(Component data from apps and pages)
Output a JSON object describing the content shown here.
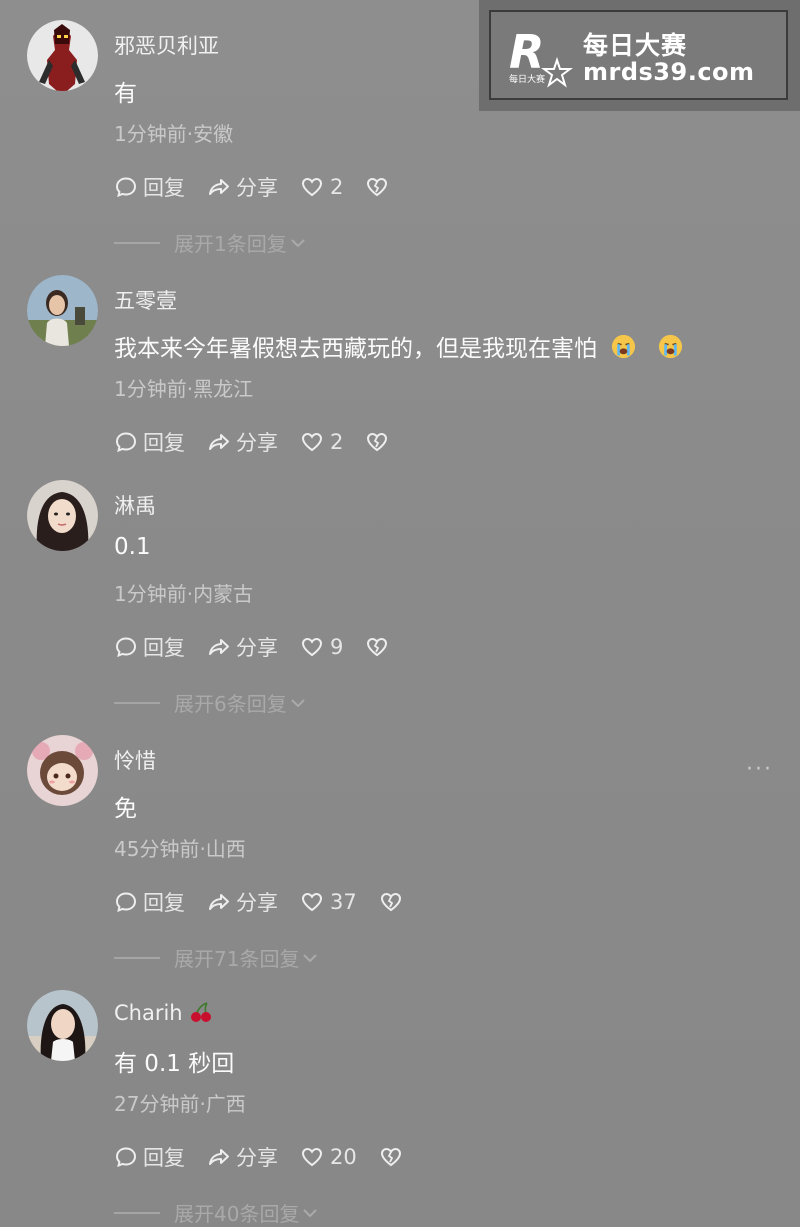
{
  "watermark": {
    "title": "每日大赛",
    "url": "mrds39.com",
    "logo_letter": "R",
    "logo_subtext": "每日大赛"
  },
  "actions": {
    "reply_label": "回复",
    "share_label": "分享"
  },
  "comments": [
    {
      "username": "邪恶贝利亚",
      "text": "有",
      "time_location": "1分钟前·安徽",
      "likes": "2",
      "expand_label": "展开1条回复"
    },
    {
      "username": "五零壹",
      "text": "我本来今年暑假想去西藏玩的，但是我现在害怕",
      "emojis": [
        "crying-emoji",
        "crying-emoji"
      ],
      "time_location": "1分钟前·黑龙江",
      "likes": "2",
      "expand_label": ""
    },
    {
      "username": "淋禹",
      "text": "0.1",
      "time_location": "1分钟前·内蒙古",
      "likes": "9",
      "expand_label": "展开6条回复"
    },
    {
      "username": "怜惜",
      "text": "免",
      "time_location": "45分钟前·山西",
      "likes": "37",
      "expand_label": "展开71条回复",
      "more": "···"
    },
    {
      "username": "Charih",
      "username_emoji": "cherry-emoji",
      "text": "有 0.1 秒回",
      "time_location": "27分钟前·广西",
      "likes": "20",
      "expand_label": "展开40条回复"
    }
  ],
  "colors": {
    "background": "#8b8b8b",
    "text": "#f2f2f2",
    "meta": "#c9c9c9",
    "watermark_bg": "#7a7a7a"
  }
}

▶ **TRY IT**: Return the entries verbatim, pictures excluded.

▶ **ANSWER FOR THIS EXERCISE**:
Output a JSON object describing the content shown here.
{
  "watermark": {
    "title": "每日大赛",
    "url": "mrds39.com",
    "logo_letter": "R",
    "logo_subtext": "每日大赛"
  },
  "actions": {
    "reply_label": "回复",
    "share_label": "分享"
  },
  "comments": [
    {
      "username": "邪恶贝利亚",
      "text": "有",
      "time_location": "1分钟前·安徽",
      "likes": "2",
      "expand_label": "展开1条回复"
    },
    {
      "username": "五零壹",
      "text": "我本来今年暑假想去西藏玩的，但是我现在害怕",
      "emojis": [
        "crying-emoji",
        "crying-emoji"
      ],
      "time_location": "1分钟前·黑龙江",
      "likes": "2",
      "expand_label": ""
    },
    {
      "username": "淋禹",
      "text": "0.1",
      "time_location": "1分钟前·内蒙古",
      "likes": "9",
      "expand_label": "展开6条回复"
    },
    {
      "username": "怜惜",
      "text": "免",
      "time_location": "45分钟前·山西",
      "likes": "37",
      "expand_label": "展开71条回复",
      "more": "···"
    },
    {
      "username": "Charih",
      "username_emoji": "cherry-emoji",
      "text": "有 0.1 秒回",
      "time_location": "27分钟前·广西",
      "likes": "20",
      "expand_label": "展开40条回复"
    }
  ],
  "colors": {
    "background": "#8b8b8b",
    "text": "#f2f2f2",
    "meta": "#c9c9c9",
    "watermark_bg": "#7a7a7a"
  }
}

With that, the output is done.